Tom and Lauren Hanley’s wedding day turned tragic two years ago when a traffic accident killed a groomsman and injured others in their bridal party.
The Indianapolis couple is now using some of their settlement in a lawsuit from the crash to support a mutual passion to get youth active through bicycling.
They are donating $25,000 in a challenge grant to a nonprofit organization co-founded by Tom Hanley, called Nine13sports, which provides free cycling programs for youth.
Both of them are athletic and enjoy cycling. They credit sports and exercise with helping them deal with the aftermath of the tragedy on June 5, 2010.
On that day, the couple and the bridal party were riding on a shuttle bus for a photo session when the driver ran a red light at the intersection of South and Delaware streets in Downtown Indianapolis, colliding with another vehicle. The crash killed Tom Hanley’s best friend, Jim Douglas, 29, Indianapolis, and injured 14 others on the bus.
The wedding ceremony went on, but at Methodist Hospital, where some in the wedding party were treated for their injuries.
The Hanleys and some other riders sued John Mavris, the Mavris Arts and Event Center where the wedding was planned and the shuttle bus company, claiming negligence for providing an unsafe vehicle that was too small to accommodate the party and a driver who was not properly licensed to operate the shuttle. All parties to the lawsuit settled last week, but terms don’t permit him to release the full amount, said Tom Hanley, 25, who has won several national cycling championships.
The rest of their legal settlement, Tom Hanley says, will go toward paying already incurred medical costs from a mild traumatic brain injury and two broken vertebrae he suffered. But he said they accepted a less-than-desirable settlement, as no provisions were made for future medical costs, expected to exceed $300,000 for medications and other treatment. His brain injury affects his speech and cognitive skills, including word usage, name recall and spatial recognition.
Lauren Hanley, 27, who dealt with cervical cancer before they were married, escaped with minor injuries. She’s now a crime analysis supervisor for the Indianapolis Metropolitan Police Department.

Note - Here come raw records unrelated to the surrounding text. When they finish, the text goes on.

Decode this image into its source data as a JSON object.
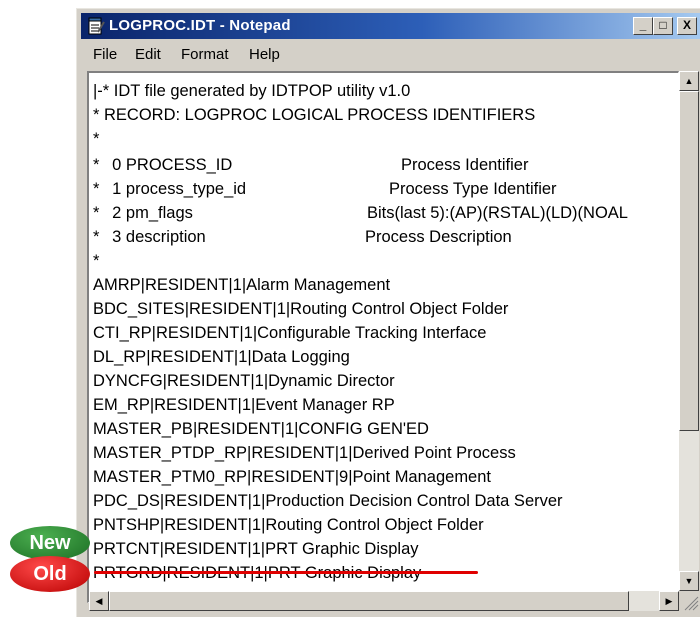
{
  "window": {
    "title": "LOGPROC.IDT - Notepad",
    "buttons": {
      "minimize": "_",
      "maximize": "□",
      "close": "X"
    }
  },
  "menu": [
    "File",
    "Edit",
    "Format",
    "Help"
  ],
  "header_lines": [
    "|-* IDT file generated by IDTPOP utility v1.0",
    "* RECORD: LOGPROC LOGICAL PROCESS IDENTIFIERS",
    "*"
  ],
  "fields": [
    {
      "star": "*",
      "name": "  0 PROCESS_ID",
      "desc": "Process Identifier"
    },
    {
      "star": "*",
      "name": "  1 process_type_id",
      "desc": "Process Type Identifier"
    },
    {
      "star": "*",
      "name": "  2 pm_flags",
      "desc": "Bits(last 5):(AP)(RSTAL)(LD)(NOAL"
    },
    {
      "star": "*",
      "name": "  3 description",
      "desc": "Process Description"
    }
  ],
  "separator": "*",
  "records": [
    "AMRP|RESIDENT|1|Alarm Management",
    "BDC_SITES|RESIDENT|1|Routing Control Object Folder",
    "CTI_RP|RESIDENT|1|Configurable Tracking Interface",
    "DL_RP|RESIDENT|1|Data Logging",
    "DYNCFG|RESIDENT|1|Dynamic Director",
    "EM_RP|RESIDENT|1|Event Manager RP",
    "MASTER_PB|RESIDENT|1|CONFIG GEN'ED",
    "MASTER_PTDP_RP|RESIDENT|1|Derived Point Process",
    "MASTER_PTM0_RP|RESIDENT|9|Point Management",
    "PDC_DS|RESIDENT|1|Production Decision Control Data Server",
    "PNTSHP|RESIDENT|1|Routing Control Object Folder",
    "PRTCNT|RESIDENT|1|PRT Graphic Display",
    "PRTGRD|RESIDENT|1|PRT Graphic Display"
  ],
  "annotations": {
    "new": "New",
    "old": "Old"
  },
  "colors": {
    "titlebar": "#0a246a",
    "new_badge": "#1b6e24",
    "old_badge": "#b80000",
    "strike": "#e00000"
  },
  "scrollbar_icons": {
    "up": "▲",
    "down": "▼",
    "left": "◀",
    "right": "▶"
  }
}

While the last few years have been hard, Tom Hanley said they’re trying to make positive things come from the accident.
“The events of the tragedy will forever be part of who we are,” he said. “Our passion for community and the belief that Nine13sports is part of the solution to combat childhood obesity in Central Indiana lets this pledge back up our words with action.”
Nine13sports, formed in 2009 by Hanley and two partners, provides six-week exercise programs using stationary bicycle simulators for youth ages 8 to 18 at schools and youth-focused groups, including the Indianapolis Boys and Girls Clubs this summer.
The bicycles are linked to a computer, which projects the riders’ speed and distance on a big-screen TV. They follow courses with simulated hills and other challenges.
“This matching gift challenge idea is quite simple,” said John Singleton, operations director for Nine13sports. “It allows us to find nine grant and endowment organizations or individual benefactors who are willing make the same pledge as the Hanley family.”
Although the challenge sets out to identify nine benefactors willing to pledge $25,000 each, Singleton said the real goal is to raise $225,000 from anyone in any amount to support the organization’s work for two years. The group is on track to provide 7,500 interactions with about 2,500 youth this year. It plans to work with Sidener Academy in Indianapolis Public Schools and other schools in a few weeks.
The couple has specified their donation be in memory of Douglas, the friend they lost. The executive staff at Nine13sports is pursuing grants already in process and starting communication with potential new donors.
Was this article valuable?
Here are more articles you may enjoy.